RECORDED DATA
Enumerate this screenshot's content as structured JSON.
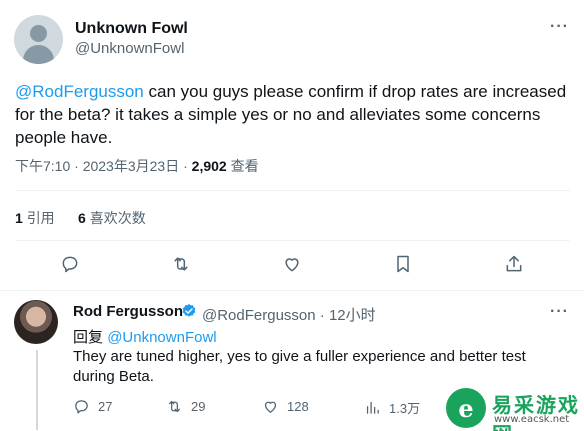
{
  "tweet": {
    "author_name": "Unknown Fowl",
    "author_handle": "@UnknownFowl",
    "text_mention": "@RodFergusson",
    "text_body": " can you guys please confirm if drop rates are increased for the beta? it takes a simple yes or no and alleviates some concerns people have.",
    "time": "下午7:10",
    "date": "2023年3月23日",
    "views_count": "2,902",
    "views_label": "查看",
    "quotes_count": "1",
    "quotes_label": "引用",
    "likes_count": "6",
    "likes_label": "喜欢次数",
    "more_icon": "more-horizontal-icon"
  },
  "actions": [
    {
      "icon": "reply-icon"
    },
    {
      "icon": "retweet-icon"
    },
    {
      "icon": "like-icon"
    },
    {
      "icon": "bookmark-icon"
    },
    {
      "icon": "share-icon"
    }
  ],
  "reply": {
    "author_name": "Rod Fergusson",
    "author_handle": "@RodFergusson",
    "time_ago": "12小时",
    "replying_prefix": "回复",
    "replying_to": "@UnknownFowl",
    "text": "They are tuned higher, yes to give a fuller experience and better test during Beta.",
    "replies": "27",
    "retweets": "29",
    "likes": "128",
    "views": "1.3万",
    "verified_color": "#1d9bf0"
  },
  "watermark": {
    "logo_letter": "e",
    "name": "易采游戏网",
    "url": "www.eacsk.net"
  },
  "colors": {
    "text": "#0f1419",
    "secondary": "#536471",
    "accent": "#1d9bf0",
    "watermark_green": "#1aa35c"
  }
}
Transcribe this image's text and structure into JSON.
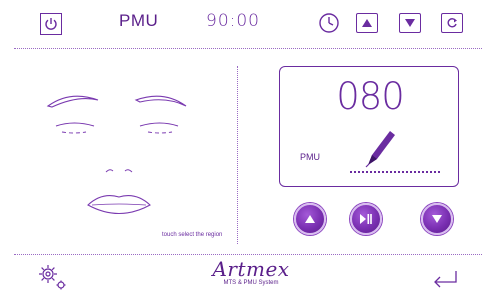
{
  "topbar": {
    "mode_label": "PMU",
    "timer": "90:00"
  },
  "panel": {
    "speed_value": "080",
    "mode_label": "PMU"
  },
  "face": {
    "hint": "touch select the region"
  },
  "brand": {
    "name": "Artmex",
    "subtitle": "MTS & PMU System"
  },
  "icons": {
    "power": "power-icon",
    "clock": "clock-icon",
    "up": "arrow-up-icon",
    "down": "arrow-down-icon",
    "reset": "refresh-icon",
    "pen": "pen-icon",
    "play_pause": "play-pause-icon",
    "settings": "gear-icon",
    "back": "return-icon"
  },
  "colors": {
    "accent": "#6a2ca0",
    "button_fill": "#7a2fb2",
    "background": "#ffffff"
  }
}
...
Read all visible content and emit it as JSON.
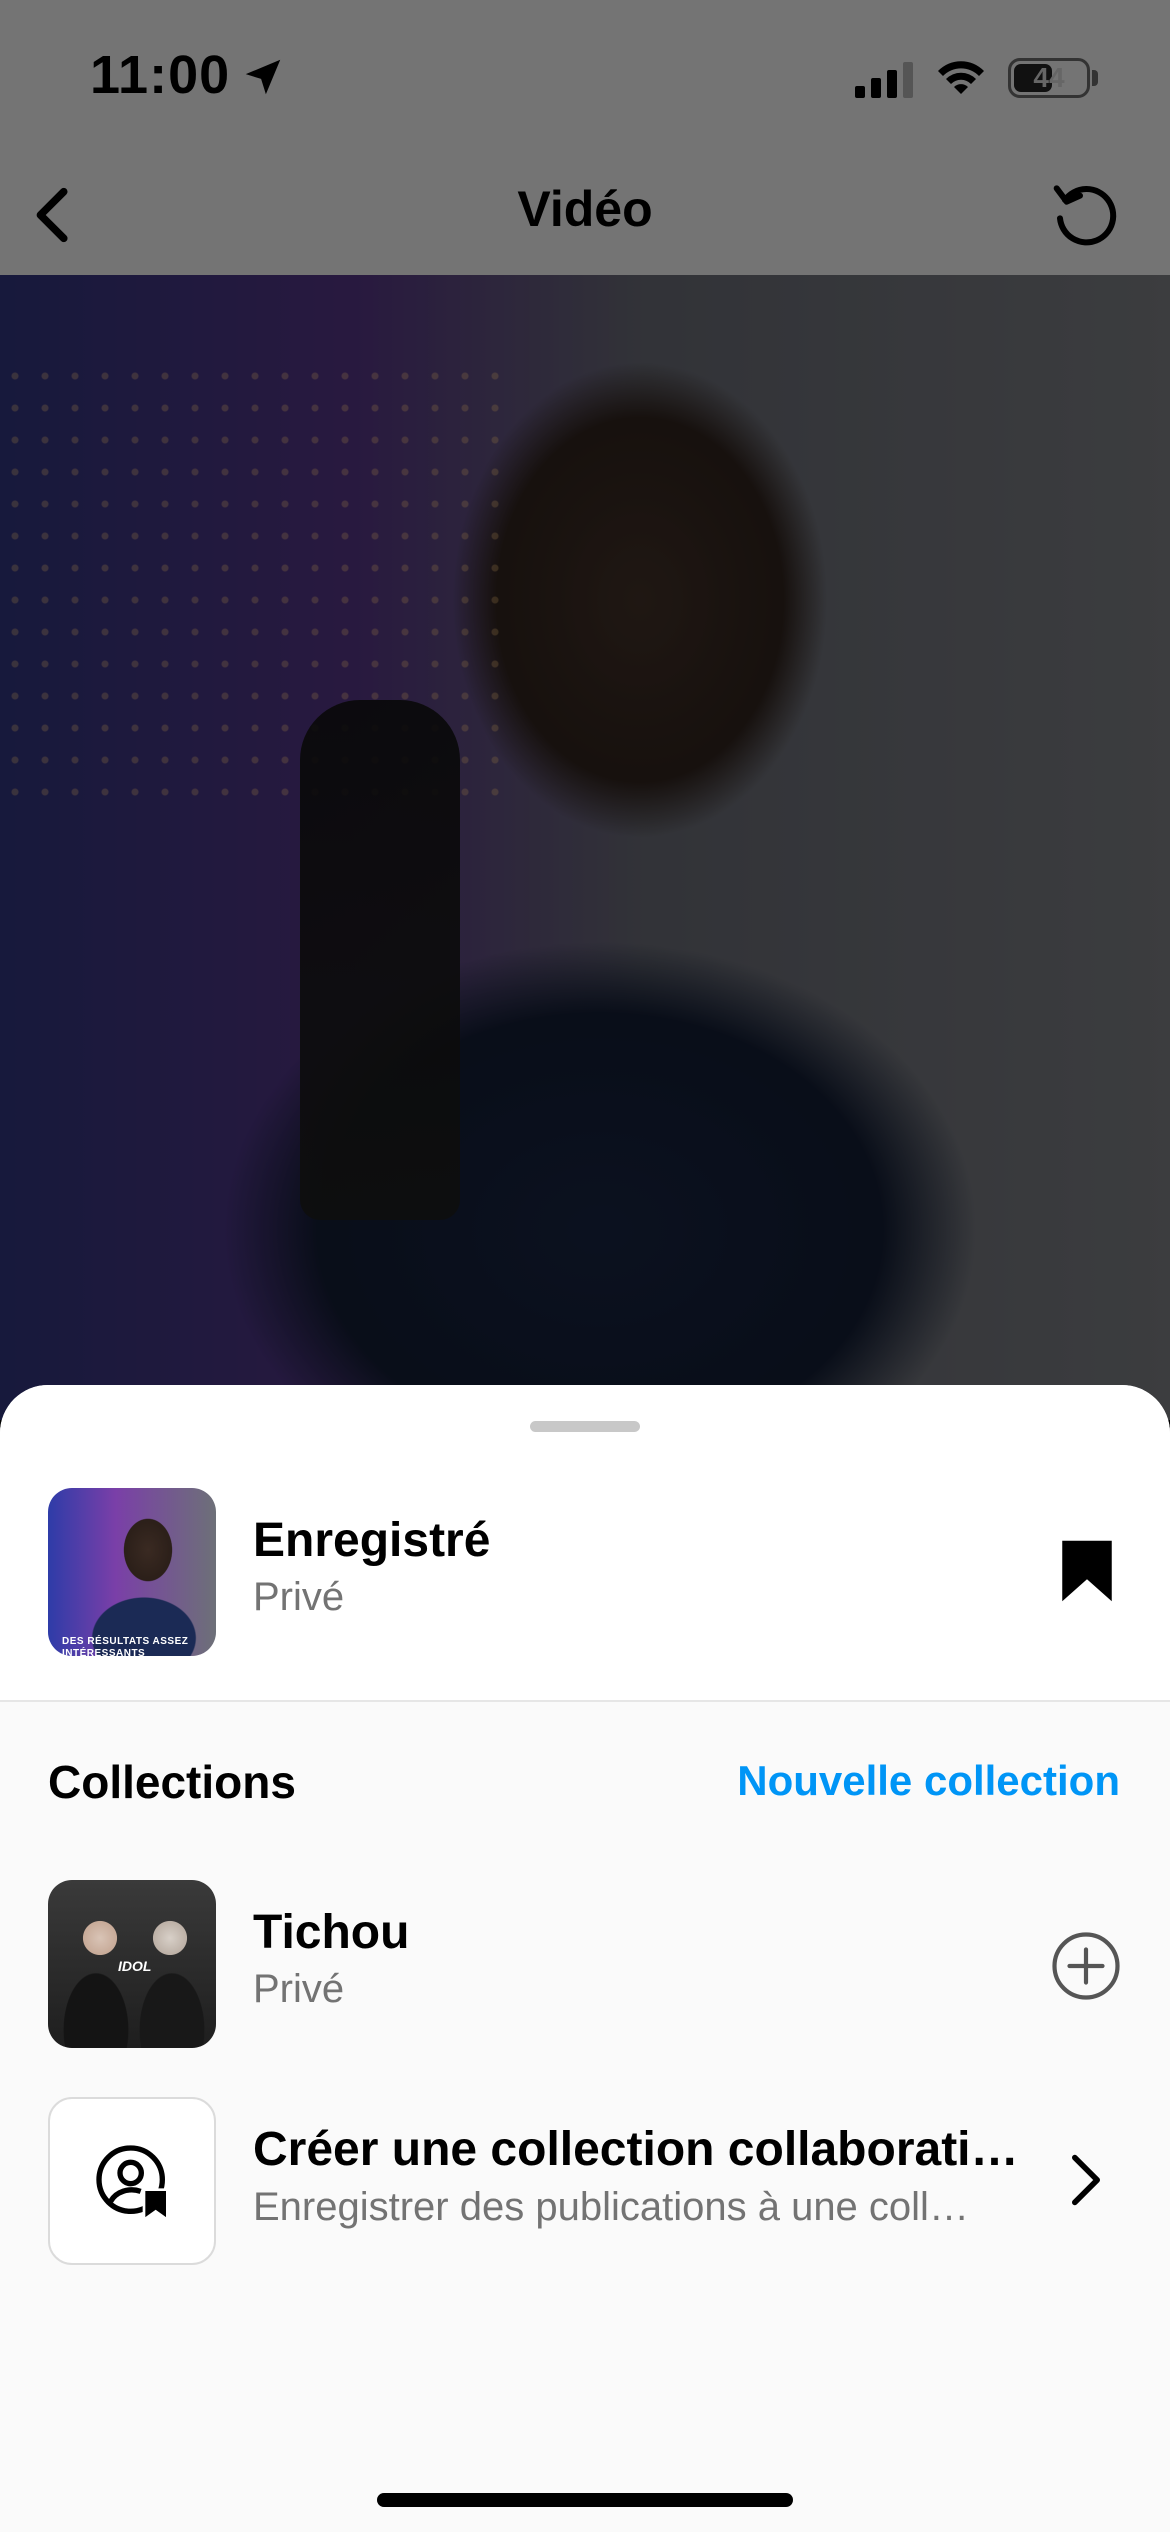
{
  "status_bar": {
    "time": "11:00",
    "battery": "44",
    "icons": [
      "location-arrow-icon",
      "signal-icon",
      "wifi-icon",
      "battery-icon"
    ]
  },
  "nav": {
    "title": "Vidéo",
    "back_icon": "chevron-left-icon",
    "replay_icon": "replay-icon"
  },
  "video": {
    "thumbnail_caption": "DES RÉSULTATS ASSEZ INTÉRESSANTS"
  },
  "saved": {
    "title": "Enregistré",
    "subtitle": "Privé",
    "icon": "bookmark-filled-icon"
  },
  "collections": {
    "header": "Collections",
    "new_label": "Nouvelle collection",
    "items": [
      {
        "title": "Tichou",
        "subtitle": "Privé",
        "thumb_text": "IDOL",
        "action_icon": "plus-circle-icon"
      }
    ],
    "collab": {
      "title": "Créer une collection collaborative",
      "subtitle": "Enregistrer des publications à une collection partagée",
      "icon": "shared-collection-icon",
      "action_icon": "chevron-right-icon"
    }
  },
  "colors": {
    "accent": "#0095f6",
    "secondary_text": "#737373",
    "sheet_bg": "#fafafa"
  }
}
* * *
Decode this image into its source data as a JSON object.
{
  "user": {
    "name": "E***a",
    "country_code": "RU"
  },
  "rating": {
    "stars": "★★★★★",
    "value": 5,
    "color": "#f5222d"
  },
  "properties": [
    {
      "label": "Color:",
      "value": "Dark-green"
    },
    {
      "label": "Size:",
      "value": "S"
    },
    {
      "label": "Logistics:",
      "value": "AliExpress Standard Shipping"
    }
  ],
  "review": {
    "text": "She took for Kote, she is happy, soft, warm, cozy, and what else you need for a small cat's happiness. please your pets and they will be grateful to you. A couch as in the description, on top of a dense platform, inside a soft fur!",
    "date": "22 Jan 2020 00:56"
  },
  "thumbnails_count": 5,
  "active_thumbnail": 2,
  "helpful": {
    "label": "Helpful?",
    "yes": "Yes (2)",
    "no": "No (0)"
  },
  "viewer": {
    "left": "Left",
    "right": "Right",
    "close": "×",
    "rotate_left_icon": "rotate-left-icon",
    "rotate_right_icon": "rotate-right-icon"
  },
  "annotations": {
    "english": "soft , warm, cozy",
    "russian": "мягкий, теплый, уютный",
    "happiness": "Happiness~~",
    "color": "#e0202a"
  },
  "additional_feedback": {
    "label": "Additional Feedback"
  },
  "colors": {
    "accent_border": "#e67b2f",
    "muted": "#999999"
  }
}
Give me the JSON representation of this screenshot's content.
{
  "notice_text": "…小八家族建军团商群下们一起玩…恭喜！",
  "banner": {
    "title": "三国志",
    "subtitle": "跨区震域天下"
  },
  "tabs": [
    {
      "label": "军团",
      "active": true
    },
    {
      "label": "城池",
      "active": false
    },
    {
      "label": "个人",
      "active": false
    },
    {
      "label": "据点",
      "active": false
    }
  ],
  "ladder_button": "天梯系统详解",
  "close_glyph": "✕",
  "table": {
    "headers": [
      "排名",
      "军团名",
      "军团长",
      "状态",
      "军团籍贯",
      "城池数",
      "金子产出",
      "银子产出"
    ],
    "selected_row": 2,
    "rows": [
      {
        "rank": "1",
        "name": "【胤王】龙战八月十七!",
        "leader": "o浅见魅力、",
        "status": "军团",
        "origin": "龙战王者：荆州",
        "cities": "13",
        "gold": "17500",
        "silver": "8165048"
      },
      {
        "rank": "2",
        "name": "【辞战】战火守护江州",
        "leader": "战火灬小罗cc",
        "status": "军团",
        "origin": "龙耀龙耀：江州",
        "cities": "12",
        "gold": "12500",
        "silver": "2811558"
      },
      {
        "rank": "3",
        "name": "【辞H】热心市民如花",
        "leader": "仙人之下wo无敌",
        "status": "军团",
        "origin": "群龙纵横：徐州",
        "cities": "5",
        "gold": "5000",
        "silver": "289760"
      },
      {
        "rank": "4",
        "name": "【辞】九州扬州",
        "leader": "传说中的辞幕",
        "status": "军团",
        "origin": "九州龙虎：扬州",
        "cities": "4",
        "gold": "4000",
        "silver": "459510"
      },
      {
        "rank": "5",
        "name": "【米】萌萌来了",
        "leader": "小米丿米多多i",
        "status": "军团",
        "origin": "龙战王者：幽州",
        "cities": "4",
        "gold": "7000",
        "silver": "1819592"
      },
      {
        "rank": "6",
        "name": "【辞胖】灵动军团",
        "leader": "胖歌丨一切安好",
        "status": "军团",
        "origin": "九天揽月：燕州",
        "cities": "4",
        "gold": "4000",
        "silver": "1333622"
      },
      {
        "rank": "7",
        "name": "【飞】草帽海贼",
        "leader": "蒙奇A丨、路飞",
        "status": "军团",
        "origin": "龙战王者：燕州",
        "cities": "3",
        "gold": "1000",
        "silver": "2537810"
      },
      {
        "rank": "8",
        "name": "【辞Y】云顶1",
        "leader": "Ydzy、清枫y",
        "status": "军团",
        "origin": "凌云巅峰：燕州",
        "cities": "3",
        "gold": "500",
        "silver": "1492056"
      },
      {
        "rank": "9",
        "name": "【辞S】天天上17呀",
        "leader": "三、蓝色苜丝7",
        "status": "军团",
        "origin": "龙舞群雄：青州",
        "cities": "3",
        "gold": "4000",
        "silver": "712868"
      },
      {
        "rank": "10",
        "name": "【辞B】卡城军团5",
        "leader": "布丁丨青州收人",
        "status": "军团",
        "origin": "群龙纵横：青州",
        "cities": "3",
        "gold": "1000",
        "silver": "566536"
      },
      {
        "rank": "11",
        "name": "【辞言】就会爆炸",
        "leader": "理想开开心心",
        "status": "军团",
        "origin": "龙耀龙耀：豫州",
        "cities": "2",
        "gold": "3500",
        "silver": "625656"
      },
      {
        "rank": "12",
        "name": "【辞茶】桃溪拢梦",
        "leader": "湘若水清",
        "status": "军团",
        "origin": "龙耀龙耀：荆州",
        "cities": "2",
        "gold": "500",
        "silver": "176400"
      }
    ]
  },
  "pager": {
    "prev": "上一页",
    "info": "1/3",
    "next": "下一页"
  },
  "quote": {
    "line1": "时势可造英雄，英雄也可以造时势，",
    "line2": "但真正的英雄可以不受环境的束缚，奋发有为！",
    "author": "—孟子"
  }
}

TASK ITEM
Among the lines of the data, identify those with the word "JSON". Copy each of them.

THE COMPLETED TASK
Enumerate this screenshot's content as structured JSON.
Transcribe this image's text and structure into JSON.
Read all visible content and emit it as JSON.
Decode this image into its source data as a JSON object.
Give me the JSON representation of this screenshot's content.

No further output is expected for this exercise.